According to Hartrick, there are three key ingredients that most often contribute to lethal work-related violence:
- An employee who has a heightened potential for violence. Potentially violent employees may have a substance abuse problem, experience mental illness, or harbor a long-standing perception of being treated unfairly by an employer.
- A workplace environment that can be a catalyst for an unstable or angry employee. High-pressured, fast-paced, low-paying workplaces can be high-risk environments for employees pre-disposed to violence.
- A triggering event experienced by a company employees, either on-the-job or at home. This could include the termination or layoff of an employee or a personal setback such as a divorce or the break-up of a relationship.
Other factors, including the lack of social support and the accessibility of guns can also play a role in workplace violence, Hartrick noted.
Although there are no foolproof steps to prevent workplace violence, Hartrick said companies can establish and implement comprehensive workplace violence policies.

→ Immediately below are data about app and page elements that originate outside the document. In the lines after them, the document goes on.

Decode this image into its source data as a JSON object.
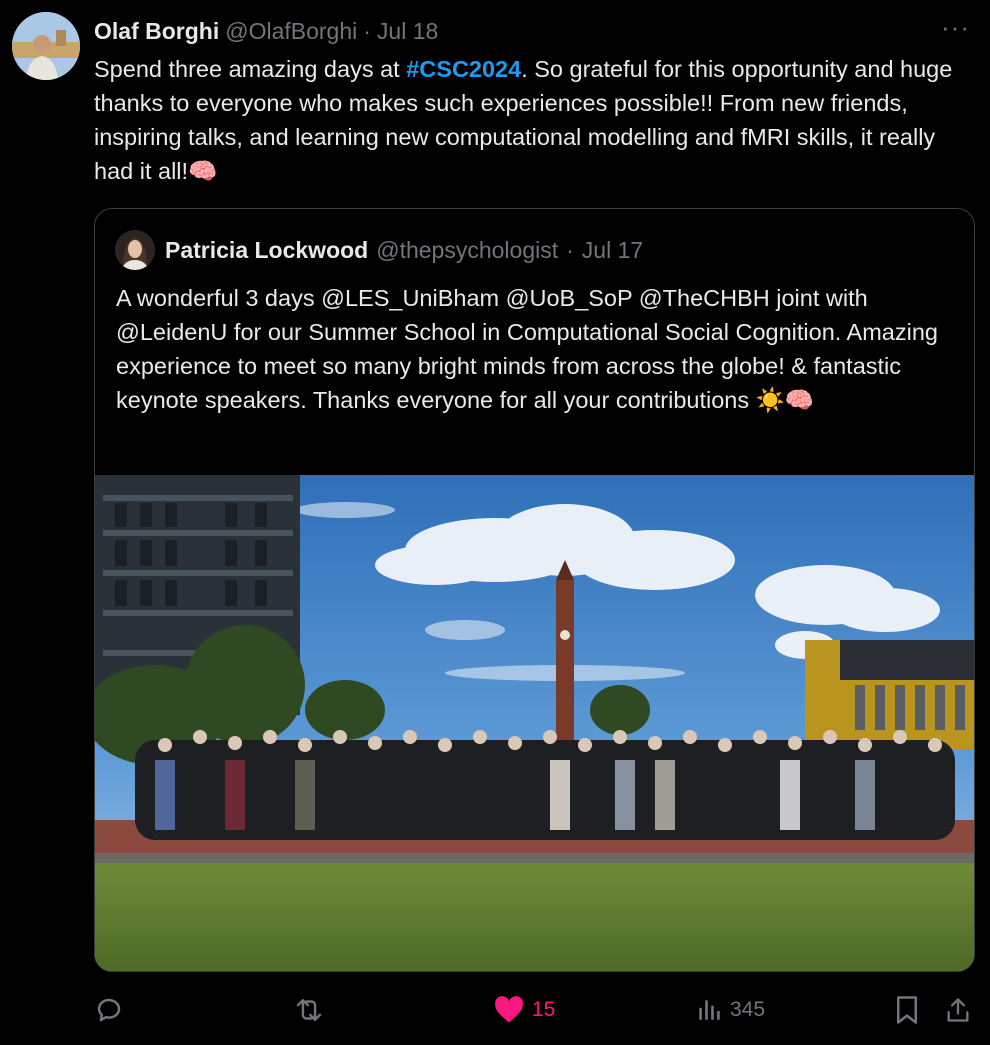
{
  "tweet": {
    "author_name": "Olaf Borghi",
    "author_handle": "@OlafBorghi",
    "separator": "·",
    "date": "Jul 18",
    "more": "···",
    "text_before": "Spend three amazing days at ",
    "hashtag": "#CSC2024",
    "text_after": ". So grateful for this opportunity and huge thanks to everyone who makes such experiences possible!! From new friends, inspiring talks, and learning new computational modelling and fMRI skills, it really had it all!",
    "emoji": "🧠"
  },
  "quote": {
    "author_name": "Patricia Lockwood",
    "author_handle": "@thepsychologist",
    "separator": "·",
    "date": "Jul 17",
    "text": "A wonderful 3 days @LES_UniBham @UoB_SoP @TheCHBH joint with @LeidenU for our Summer School in Computational Social Cognition. Amazing experience to meet so many bright minds from across the globe! & fantastic keynote speakers. Thanks everyone for all your contributions",
    "emoji": "☀️🧠"
  },
  "actions": {
    "reply_icon": "reply-icon",
    "retweet_icon": "retweet-icon",
    "like_icon": "heart-icon",
    "like_count": "15",
    "views_icon": "views-icon",
    "views_count": "345",
    "bookmark_icon": "bookmark-icon",
    "share_icon": "share-icon"
  },
  "colors": {
    "background": "#000000",
    "text": "#e7e9ea",
    "muted": "#71767b",
    "hashtag": "#1d9bf0",
    "like": "#f91880",
    "border": "#3a3f44"
  }
}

Key elements in a strong prevention program, according to Hartrick include:
- Assessment of high-risk employees and workplace stress factors.
- Creation of a crisis intervention action plan.
- Incorporation of violence prevention measures, policies and protocols as part of an employee relations program.
- Development of a management level committee to monitor ongoing risks of violence.
- Anticipating volatile behavior when high-risk employees are disciplined, demoted or lose their jobs.
Hartrick said it is important that companies set up clear lines of communication, all along the reporting chain, regarding the monitoring of aberrant employee behavior, including verbal and physical threats.
Employers should implement a zero-tolerance policy toward any kind of violence, with clearly communicated disciplinary measures following any threats.
"Companies should use every tool possible to create a safe working environment," said Hartrick. "Many employers are uncomfortable confronting mental health and personality issues, which are frequently the basis for hostile behavior. But in order to maximize on-the-job safety, management needs to be tuned into the behaviors that are high-risk."
by Virginia Sutcliffe